Global Warming Is Rapidly Raising Sea Levels, Studies Warn - National Geographic
John Roachfor National Geographic News
March 23, 2006
Water from melting ice sheets and glaciers is gushing into the world's oceans much faster than previously thought possible, sending scientists scrambling to explain why.
The unexpected deluge is raising global sea levels, which scientists say could eventually submerge island nations, flood cities, and expose millions of coastal residents to destructive storm surges.
By the end of this century the seas may be three feet (one meter) higher than they are today, according to a pair of studies that appear in tomorrow's issue of the journal Science.
"After that we'll be committed to multiple more meters of sea level rise that will occur at rates of up to a meter—or three feet—per one hundred years," said Jonathan Overpeck, an earth scientist at the University of Arizona in Tucson, who co-authored the studies.
"And it could go faster," he added.
But scientists don't know if it will. They believe global warming triggered the ice's seaward gallop, but they say the dynamics at play are poorly understood.
"We did not expect that the ice sheets can react to warming on such a short time scale," said Konrad Steffen, a geographer at the University of Colorado at Boulder who has spent the past 15 years monitoring ice sheets in Greenland (map).
Scientists thought ice sheets and glaciers would respond to warming slowly over hundreds of years. The current acceleration could be a short-term adjustment to the warmer temperatures, Steffen said.
"Something dramatic is happening," said Göran Ekström, a seismologist at Harvard University in Cambridge, Massachusetts.
Ekström and colleagues report tomorrow in Science that glacial earthquakes—seaward lurches of glaciers—in Greenland have more than doubled in number since 2002.
Most of the glacial earthquakes occur in July and August, at the height of the Northern Hemisphere's summer melt.
The finding complements a study published in Science last month that found some of Greenland's glaciers have doubled in speed over the past five years, said Jay Zwally, a glaciologist at NASA's Goddard Space Flight Center in Greenbelt, Maryland.
Zwally added that both findings are "alarming" given that Earth has only experienced the full effects of greenhouse gases for about a decade.
"As these changes take place, we're still in the process of learning what happens to the ice. We are discovering new things," he said.
About 130,000 years ago, global sea levels were 13 to 20 feet (4 to 6 meters) higher than they are today. Scientists have determined this by studying ancient coral reefs that now sit high and dry, and other so-called paleo-climate clues.
The University of Arizona's Overpeck and his colleagues wanted to understand what sort of climate conditions were necessary to create such high sea levels.
Scientists believe that Earth's orbit had shifted slightly at the time, giving the Northern Hemisphere greater exposure to the sun.
When Overpeck's team plugged those orbital conditions into a computer model, they found the Arctic warmed 5º to 8ºF (3º to 5ºC), sufficient to melt enough Arctic ice to explain the sea level rise.

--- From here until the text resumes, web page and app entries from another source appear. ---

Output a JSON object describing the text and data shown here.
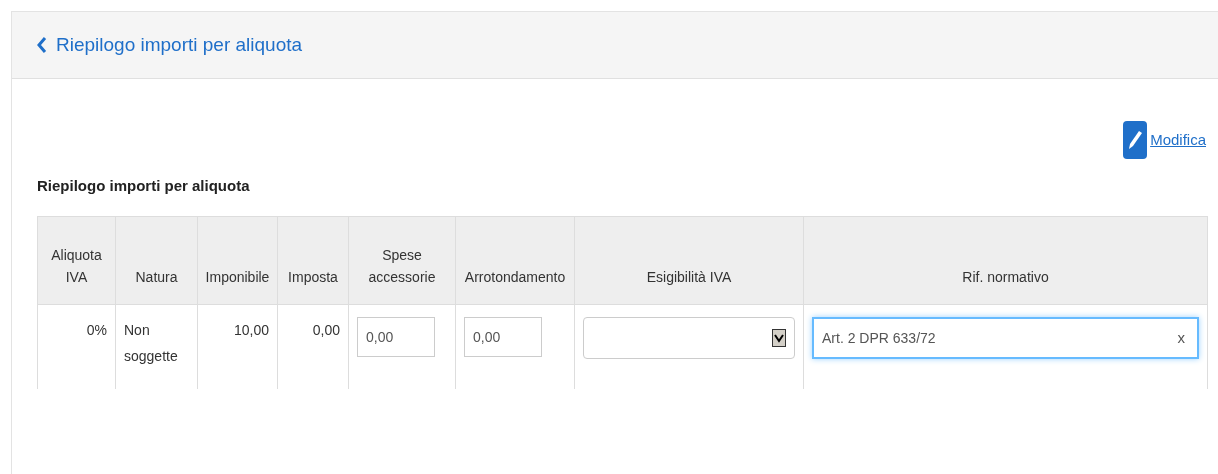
{
  "header": {
    "title": "Riepilogo importi per aliquota"
  },
  "edit_link": {
    "label": "Modifica"
  },
  "section_title": "Riepilogo importi per aliquota",
  "table": {
    "columns": [
      {
        "label": "Aliquota IVA"
      },
      {
        "label": "Natura"
      },
      {
        "label": "Imponibile"
      },
      {
        "label": "Imposta"
      },
      {
        "label": "Spese accessorie"
      },
      {
        "label": "Arrotondamento"
      },
      {
        "label": "Esigibilità IVA"
      },
      {
        "label": "Rif. normativo"
      }
    ],
    "rows": [
      {
        "cells": [
          {
            "kind": "number",
            "text": "0%"
          },
          {
            "kind": "text",
            "text": "Non soggette"
          },
          {
            "kind": "number",
            "text": "10,00"
          },
          {
            "kind": "number",
            "text": "0,00"
          },
          {
            "kind": "input",
            "value": "0,00"
          },
          {
            "kind": "input",
            "value": "0,00"
          },
          {
            "kind": "select"
          },
          {
            "kind": "clearable_input",
            "value": "Art. 2 DPR 633/72",
            "focused": true,
            "clear_label": "x"
          }
        ]
      }
    ]
  }
}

But the researchers also know how much the Greenland ice sheet, which holds most of the Arctic water, melted at the time. When they plug that data into the model, the melt only accounts for 7.2 to 11.2 feet (2.2 to 3.4 meters) of the water rise.
"That means we got a substantial amount [of water] from Antarctica," Overpeck said. "And that is a big discovery."
The finding suggests that, even though the Antarctic itself did not warm, the ocean warming and sea level rise in the Arctic were sufficient to drive melting in Antarctica.
When the team used the same climate model to predict what will happen over the next 140 years from increasing greenhouse gases, they found that by 2100 the Arctic will be at least as warm as it was 130,000 years ago.
But unlike 130,000 years ago, today's atmospheric warming is global.
"So it will be even more conducive to melting parts of the Antarctic ice sheet in the future than it was 130,000 years ago," Overpeck said.
"And indeed that jibes nicely with a lot of observations coming in that suggest parts of the Antarctic ice sheet are already melting."
According to Zwally, the NASA glaciologist, humans can limit the effects of global warming by acting now to reduce emissions of greenhouse gases.
But if we continue to pollute at the current pace, he says, by the end of the century the Greenland ice sheet and part of Antarctica could be undergoing irreversible decline.
"Man is doing an experiment with the ice sheets, which is a scientifically interesting experiment, except it is going to have some serious consequences," he said.
"And the longer we wait to do something about climate warming, the more serious it's going to be."